On Foundational Philosophies
In 2008, I introduced the Zen Valedictorian philosophy, which argued that it’s possible to lead a student life that’s successful and impressive at the same time that it’s low-stress and enjoyable. All my student advice comes back to achieving this goal.
It came to my attention recently that I don’t have a similar clarifying vision for my career advice. If the Zen Valedictorian is the epitome of what I think student life should be, what’s my equivalent abstraction for maximizing life after graduation?
The need for this answer led me to develop the newest entrant to the Study Hacks canon: the Career Craftsman. I introduce this philosophy below in a pithy manifesto format. These ideas are a work in progress, and the propositions that follow mark the start of my exploration of this new direction in my thinking.
A Career Manifesto
Career advice has fallen into a terribly simplistic rut. Figure out what you’re passionate about, then follow that passion: this idea provides the foundation for just about every guide to improving your working life.
The Career Craftsman rejects this reductionist drivel.
The Career Craftsman understands that “follow your passion and all will be happy” is a children’s tale. Most people don’t have pre-existing passions waiting to be unearthed. Happiness requires more than solving a simple matching problem.
The Career Craftsman knows there’s no magical “right job” waiting out there for you. Any number of pursuits can provide the foundation for an engaging life.
The Career Craftsman believes that compelling careers are not courageously pursued or serendipitously discovered, but are instead systematically crafted.
The Career Craftsman believes this process of career crafting always begins with the mastery of something rare and valuable. The traits that define great work (autonomy, creativity, impact, recognition) are rare and valuable themselves, and you need something to offer in return. Put another way: no one owes you a fulfilling job; you have to earn it.
The Career Craftsman believes that mastery is just the first step in crafting work you love. Once you have the leverage of a rare and valuable skill, you need to apply this leverage strategically to make your working life increasingly fulfulling. It is then — and only then — that you should expect a feeling of passion for your work to truly take hold.
The Career Craftsman thinks the idea that “societal expectations” are trying to hold you down in a safe but boring career path is a boogeyman invented to sell eBooks. You don’t need courage to create a cool life. You need the type of valuable skills that let you write your own ticket.
The Career Craftsman never expects to love an entry level job (or to stay in that job long before moving up).

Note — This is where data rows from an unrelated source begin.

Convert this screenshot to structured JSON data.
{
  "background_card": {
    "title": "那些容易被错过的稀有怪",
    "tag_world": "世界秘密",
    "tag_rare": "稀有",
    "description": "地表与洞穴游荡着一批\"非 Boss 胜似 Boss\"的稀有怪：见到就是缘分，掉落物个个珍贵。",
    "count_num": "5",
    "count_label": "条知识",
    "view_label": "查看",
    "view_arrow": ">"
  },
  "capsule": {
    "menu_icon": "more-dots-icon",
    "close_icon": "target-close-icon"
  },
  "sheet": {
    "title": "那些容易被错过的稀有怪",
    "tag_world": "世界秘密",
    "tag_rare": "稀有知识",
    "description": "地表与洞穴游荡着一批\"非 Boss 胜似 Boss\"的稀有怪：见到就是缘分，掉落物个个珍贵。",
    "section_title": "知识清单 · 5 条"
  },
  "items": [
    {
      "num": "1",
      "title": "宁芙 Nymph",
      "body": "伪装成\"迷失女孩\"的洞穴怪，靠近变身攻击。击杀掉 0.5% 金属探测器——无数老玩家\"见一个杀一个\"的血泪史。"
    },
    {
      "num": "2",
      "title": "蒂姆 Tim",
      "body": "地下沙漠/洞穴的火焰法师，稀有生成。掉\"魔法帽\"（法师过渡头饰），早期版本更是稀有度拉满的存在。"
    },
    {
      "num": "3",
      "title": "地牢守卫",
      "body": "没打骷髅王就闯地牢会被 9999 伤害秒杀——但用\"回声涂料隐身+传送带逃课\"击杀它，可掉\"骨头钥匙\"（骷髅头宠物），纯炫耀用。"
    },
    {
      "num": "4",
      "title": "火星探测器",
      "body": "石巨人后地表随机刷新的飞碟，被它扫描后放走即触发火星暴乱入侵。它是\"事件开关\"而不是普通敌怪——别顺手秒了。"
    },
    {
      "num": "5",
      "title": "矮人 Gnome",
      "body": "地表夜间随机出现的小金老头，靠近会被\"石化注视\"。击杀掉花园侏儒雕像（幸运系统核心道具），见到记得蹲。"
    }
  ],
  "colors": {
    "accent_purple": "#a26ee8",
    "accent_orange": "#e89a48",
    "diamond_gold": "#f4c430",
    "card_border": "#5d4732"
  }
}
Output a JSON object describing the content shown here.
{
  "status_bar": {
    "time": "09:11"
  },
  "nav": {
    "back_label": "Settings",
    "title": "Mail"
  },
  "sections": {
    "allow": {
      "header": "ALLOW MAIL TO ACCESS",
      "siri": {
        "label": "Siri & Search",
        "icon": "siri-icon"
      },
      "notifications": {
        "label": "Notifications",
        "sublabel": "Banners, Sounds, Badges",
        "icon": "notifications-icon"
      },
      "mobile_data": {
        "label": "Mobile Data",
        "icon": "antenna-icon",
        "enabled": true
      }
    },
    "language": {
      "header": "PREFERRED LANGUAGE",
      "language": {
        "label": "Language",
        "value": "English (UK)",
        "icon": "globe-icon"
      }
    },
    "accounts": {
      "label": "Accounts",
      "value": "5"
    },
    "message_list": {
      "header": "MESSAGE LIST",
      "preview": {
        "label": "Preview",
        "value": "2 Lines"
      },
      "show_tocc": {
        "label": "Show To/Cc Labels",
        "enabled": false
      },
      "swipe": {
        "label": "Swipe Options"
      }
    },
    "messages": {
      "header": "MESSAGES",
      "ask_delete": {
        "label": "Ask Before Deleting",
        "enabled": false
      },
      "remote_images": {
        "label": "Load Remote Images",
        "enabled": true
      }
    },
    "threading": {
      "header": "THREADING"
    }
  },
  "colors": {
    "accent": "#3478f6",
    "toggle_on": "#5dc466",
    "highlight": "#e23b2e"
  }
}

The Career Craftsman thinks “is this my calling?” is a stupid question.
The Career Craftsman is data-driven. Admire someone’s career? Work out exactly how they made it happen. The answers you’ll find will be less romantic but more actionable than you might expect.
The Career Craftsman believes the color of your parachute is irrelevant if you take the time to get good at flying the damn plane in the first place.
Here are some past articles that can help you adopt the Career Craftsman philosophy in your own working life. Expect many more to come:
- Beyond Passion: The Science of Loving What You Do (For more on this topic, see the Rethinking Passion Archive.)
- Does Living a Remarkable Life Require Courage or Effort?
- Are Passions Serendipitously Discovered or Painstakingly Crafted?
- The Pre-Med and Ira Glass: Complicated Career Advice from Compelling People
- The Danger of the Dream Job Delusion
- The Passion Trap: How the Search for Your Life’s Work is Making Your Working Life Miserable
- On the Value of Hard Focus
- Zen and the Art of Investment Banking: When Working Right is More Important Than Finding the Right Work
(Photo by dio5)